• **Your objective**:
Write out every entry below exactly as it appears. Pictures do not belong in the copy.

··· Input records ···

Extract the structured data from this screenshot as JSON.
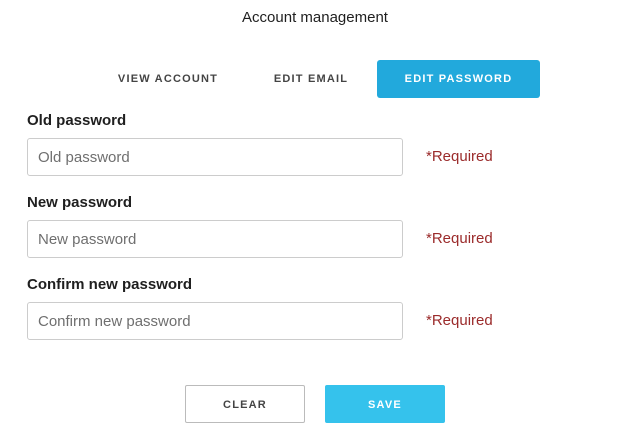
{
  "page": {
    "title": "Account management"
  },
  "tabs": [
    {
      "label": "VIEW ACCOUNT",
      "active": false
    },
    {
      "label": "EDIT EMAIL",
      "active": false
    },
    {
      "label": "EDIT PASSWORD",
      "active": true
    }
  ],
  "form": {
    "old_password": {
      "label": "Old password",
      "placeholder": "Old password",
      "value": "",
      "required_text": "*Required"
    },
    "new_password": {
      "label": "New password",
      "placeholder": "New password",
      "value": "",
      "required_text": "*Required"
    },
    "confirm_password": {
      "label": "Confirm new password",
      "placeholder": "Confirm new password",
      "value": "",
      "required_text": "*Required"
    }
  },
  "buttons": {
    "clear_label": "CLEAR",
    "save_label": "SAVE"
  },
  "colors": {
    "accent": "#22a9dc",
    "save_button": "#35c2ec",
    "required_text": "#9b2b2b"
  }
}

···

• **Answer space**:
Extract the structured data from this screenshot as JSON.
{
  "page": {
    "title": "Account management"
  },
  "tabs": [
    {
      "label": "VIEW ACCOUNT",
      "active": false
    },
    {
      "label": "EDIT EMAIL",
      "active": false
    },
    {
      "label": "EDIT PASSWORD",
      "active": true
    }
  ],
  "form": {
    "old_password": {
      "label": "Old password",
      "placeholder": "Old password",
      "value": "",
      "required_text": "*Required"
    },
    "new_password": {
      "label": "New password",
      "placeholder": "New password",
      "value": "",
      "required_text": "*Required"
    },
    "confirm_password": {
      "label": "Confirm new password",
      "placeholder": "Confirm new password",
      "value": "",
      "required_text": "*Required"
    }
  },
  "buttons": {
    "clear_label": "CLEAR",
    "save_label": "SAVE"
  },
  "colors": {
    "accent": "#22a9dc",
    "save_button": "#35c2ec",
    "required_text": "#9b2b2b"
  }
}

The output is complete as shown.